But we all need to speak the same language to guarantee semantic interoperability during clinical data exchange. Why would this be difficult? First, over 4 million clinicians had myriad ways to record information before EHR adoption of the past decade. The recording of medical data historically has not been standardized. Second, the vocabularies for medical data are complex. While the average English speaker only knows 40,000 words, medical dictionaries contain millions of concepts. Finally, there are over 100 EHRs in common use throughout the United States, each with their own ways to record clinical data.

In our experience, we’ve seen hundreds of ways a single lab test can be recorded. Many of these are possible for a clinician to understand, such as “HbA1c” or “HgbA1c” for a common measure of glucose control. When you want to guarantee these data can be found using APIs, however, they all need the standard of “4548-4 (Hemoglobin A1c/ in Blood).” When you compound the variation of a single lab test to the broad spectrum of clinical data, the problem grows exponentially. These include allergies, clinical narratives, diagnoses, immunizations, imaging studies, medications, plans of care, procedures, social history observations, status assessments and vital signs.

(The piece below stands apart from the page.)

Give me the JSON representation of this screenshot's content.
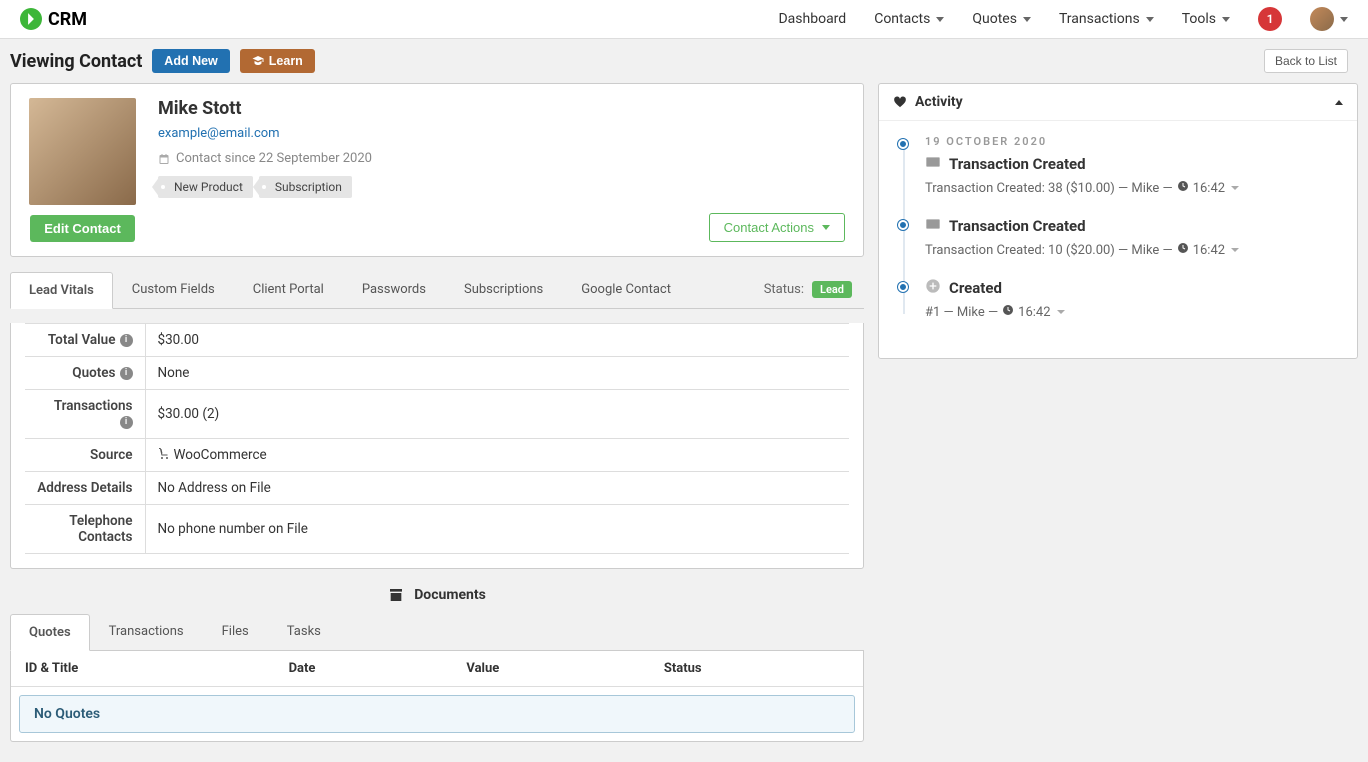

Organizing and translating all this data to a lingua franca is a formidable challenge.

This is why interoperability of healthcare information remains elusive as we enter the 2020s. This impacts how clinicians feel about the usability of health information technology. Half of office-based primary care physicians believe using an EHR diminishes their clinical effectiveness. A recent report by CMS highlighted that over 15 hours a week is spent per physician to reconcile information related to care quality. Isaac Kohane, a computer scientist and chair of the department of biomedical informatics at Harvard Medical School, puts it bluntly: “Medical records suck.”

The good news is that healthcare is not the first industry to face the challenge of complex interoperability. Eric Schmidt, former CEO of Google (Alphabet) shared the secret with his audience at HIMSS in 2018: “The conclusion that you come to speaking as a computer scientist and not a doctor in the room is that you need a second tier of data. Rather than a replacement to primary data stores such as EHR systems, the healthcare cloud supplement rather than supplant the former as ‘a second tier that looks a lot like an unstructured database.’ …This is the key architectural point. This phenomena has been repeated for the 40 years I’ve been doing this in enterprise software.”

To deliver a “second-tier” of healthcare data, software applications need to transform data recorded in EHRs. Curating data successfully into this second-tier requires the use of NERDS:

  • Normalization- standardization of coding, display names, units and content, with reference to national standards
  • Enrichment- automated ontology and category assignment, inference of missing medical concepts, and addition of meta-data for streamlined analytics
  • Reorganization- Grouping of inbound data into consistent, logical categories
    (e.g. vaccinations sent as procedure codes reclassified as immunizations)
  • Deduplication- creation of a longitudinal record that eliminates redundant information
  • Summarization- Selecting and displaying the most important or relevant information within the original content

Healthcare interoperability has come a long way since 2008 when data simply did not exist in digital form. In the past few years, data exchange has accelerated with hundreds of millions of transactions exchanged annually to improve care quality and efficiency. Now, we can begin to fulfill the guarantee that data are universally usable to address healthcare’s biggest pain points. A second tier of “nerds” is required for semantic interoperability, making it impossible to misunderstand.